EXERCISE PROMPT:
Which of the lines below include "title"? Each one should be copied out.

Dataset rows for apps and sites:
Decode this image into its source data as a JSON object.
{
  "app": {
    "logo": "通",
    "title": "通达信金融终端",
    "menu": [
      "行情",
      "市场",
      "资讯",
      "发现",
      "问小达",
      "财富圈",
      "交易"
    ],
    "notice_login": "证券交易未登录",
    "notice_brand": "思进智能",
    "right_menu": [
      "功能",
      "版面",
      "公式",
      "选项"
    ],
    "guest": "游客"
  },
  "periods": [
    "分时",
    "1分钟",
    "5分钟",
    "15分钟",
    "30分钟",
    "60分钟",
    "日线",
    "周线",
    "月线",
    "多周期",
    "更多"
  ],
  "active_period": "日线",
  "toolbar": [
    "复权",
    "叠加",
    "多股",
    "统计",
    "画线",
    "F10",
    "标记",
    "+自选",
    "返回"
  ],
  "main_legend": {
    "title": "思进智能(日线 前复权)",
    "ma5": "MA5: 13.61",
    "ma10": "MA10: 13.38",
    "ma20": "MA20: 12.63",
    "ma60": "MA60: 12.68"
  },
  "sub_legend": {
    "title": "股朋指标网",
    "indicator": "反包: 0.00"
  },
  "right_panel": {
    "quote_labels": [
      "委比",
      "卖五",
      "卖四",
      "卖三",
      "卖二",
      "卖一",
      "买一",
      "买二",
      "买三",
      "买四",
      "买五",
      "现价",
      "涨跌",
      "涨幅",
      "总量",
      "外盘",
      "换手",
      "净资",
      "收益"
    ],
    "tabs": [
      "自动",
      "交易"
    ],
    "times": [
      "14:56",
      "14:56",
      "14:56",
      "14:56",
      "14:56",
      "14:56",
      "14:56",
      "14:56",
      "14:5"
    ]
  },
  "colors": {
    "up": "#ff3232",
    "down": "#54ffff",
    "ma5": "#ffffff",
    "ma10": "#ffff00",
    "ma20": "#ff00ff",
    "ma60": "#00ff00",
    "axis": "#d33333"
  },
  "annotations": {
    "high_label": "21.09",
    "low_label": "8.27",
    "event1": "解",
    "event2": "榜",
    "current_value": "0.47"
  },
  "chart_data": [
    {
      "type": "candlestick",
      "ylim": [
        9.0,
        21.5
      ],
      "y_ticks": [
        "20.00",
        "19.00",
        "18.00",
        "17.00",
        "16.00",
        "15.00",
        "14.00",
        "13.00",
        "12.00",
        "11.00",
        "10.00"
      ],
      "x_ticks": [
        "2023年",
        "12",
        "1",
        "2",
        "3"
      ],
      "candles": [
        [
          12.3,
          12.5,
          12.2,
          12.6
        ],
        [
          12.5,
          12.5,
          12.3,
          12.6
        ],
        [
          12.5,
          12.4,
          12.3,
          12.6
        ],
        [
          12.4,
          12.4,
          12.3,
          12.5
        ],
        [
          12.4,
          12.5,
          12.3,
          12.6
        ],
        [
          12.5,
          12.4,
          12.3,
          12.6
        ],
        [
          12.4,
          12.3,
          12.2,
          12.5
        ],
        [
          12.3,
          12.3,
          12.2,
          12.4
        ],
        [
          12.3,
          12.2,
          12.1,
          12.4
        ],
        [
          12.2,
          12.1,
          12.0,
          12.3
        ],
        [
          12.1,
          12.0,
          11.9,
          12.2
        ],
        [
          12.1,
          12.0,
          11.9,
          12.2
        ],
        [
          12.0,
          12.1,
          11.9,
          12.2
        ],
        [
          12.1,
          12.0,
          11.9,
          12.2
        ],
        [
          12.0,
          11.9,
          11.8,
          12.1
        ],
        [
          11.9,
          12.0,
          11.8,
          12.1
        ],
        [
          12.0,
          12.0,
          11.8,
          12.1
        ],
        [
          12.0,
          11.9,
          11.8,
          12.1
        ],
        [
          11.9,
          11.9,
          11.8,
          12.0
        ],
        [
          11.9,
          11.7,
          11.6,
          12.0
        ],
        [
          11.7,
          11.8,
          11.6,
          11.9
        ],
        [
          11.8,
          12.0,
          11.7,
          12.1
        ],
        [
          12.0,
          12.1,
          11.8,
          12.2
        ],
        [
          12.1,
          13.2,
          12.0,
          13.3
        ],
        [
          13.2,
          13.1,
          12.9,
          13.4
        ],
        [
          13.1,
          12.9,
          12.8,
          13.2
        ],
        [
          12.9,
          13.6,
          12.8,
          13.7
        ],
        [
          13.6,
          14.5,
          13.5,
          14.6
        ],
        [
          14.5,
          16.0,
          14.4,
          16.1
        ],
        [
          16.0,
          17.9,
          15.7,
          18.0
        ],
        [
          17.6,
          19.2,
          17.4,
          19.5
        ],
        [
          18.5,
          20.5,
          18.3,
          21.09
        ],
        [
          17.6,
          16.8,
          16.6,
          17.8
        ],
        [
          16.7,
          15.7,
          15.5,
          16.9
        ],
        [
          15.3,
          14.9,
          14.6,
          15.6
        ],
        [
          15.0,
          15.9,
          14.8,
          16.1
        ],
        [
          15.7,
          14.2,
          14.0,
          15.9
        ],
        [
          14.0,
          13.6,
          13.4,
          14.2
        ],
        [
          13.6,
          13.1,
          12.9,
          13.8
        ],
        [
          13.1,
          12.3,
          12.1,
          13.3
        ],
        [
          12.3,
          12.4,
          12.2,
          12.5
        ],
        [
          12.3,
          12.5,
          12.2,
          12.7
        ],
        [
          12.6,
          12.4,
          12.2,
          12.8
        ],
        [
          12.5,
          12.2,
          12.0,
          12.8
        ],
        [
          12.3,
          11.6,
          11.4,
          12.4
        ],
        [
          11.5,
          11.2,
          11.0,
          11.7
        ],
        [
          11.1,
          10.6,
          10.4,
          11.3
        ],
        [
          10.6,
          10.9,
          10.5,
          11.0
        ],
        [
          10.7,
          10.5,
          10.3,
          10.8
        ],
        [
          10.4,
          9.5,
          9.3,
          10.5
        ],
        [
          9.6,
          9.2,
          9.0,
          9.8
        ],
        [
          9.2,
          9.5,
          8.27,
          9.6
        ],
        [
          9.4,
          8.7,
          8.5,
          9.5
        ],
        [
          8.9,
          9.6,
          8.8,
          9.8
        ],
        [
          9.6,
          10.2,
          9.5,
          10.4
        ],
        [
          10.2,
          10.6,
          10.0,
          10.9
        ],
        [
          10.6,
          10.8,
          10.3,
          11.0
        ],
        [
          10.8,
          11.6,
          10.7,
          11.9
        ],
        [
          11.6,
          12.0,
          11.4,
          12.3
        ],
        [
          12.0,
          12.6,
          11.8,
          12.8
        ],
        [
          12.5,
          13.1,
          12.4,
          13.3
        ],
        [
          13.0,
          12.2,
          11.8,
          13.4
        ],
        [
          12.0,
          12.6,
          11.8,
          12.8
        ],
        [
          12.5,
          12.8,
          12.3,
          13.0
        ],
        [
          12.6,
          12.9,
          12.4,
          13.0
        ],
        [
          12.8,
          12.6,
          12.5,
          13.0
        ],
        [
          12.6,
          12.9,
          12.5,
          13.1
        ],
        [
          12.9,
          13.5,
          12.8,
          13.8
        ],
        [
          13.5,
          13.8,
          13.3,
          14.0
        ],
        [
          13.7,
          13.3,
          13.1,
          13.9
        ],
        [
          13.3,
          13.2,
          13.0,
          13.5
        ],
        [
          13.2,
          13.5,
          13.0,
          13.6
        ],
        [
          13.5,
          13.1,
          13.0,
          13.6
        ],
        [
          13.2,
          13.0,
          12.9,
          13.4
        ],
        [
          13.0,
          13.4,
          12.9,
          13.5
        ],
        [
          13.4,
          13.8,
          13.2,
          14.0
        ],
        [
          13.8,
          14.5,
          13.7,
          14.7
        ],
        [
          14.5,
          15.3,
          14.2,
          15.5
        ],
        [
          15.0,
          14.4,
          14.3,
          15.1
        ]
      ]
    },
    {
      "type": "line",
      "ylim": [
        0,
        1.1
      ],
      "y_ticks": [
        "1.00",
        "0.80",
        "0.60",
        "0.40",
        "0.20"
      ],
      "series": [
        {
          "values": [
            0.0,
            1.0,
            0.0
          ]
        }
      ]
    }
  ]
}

THE ANSWER:
    "title": "通达信金融终端",
    "title": "思进智能(日线 前复权)",
    "title": "股朋指标网",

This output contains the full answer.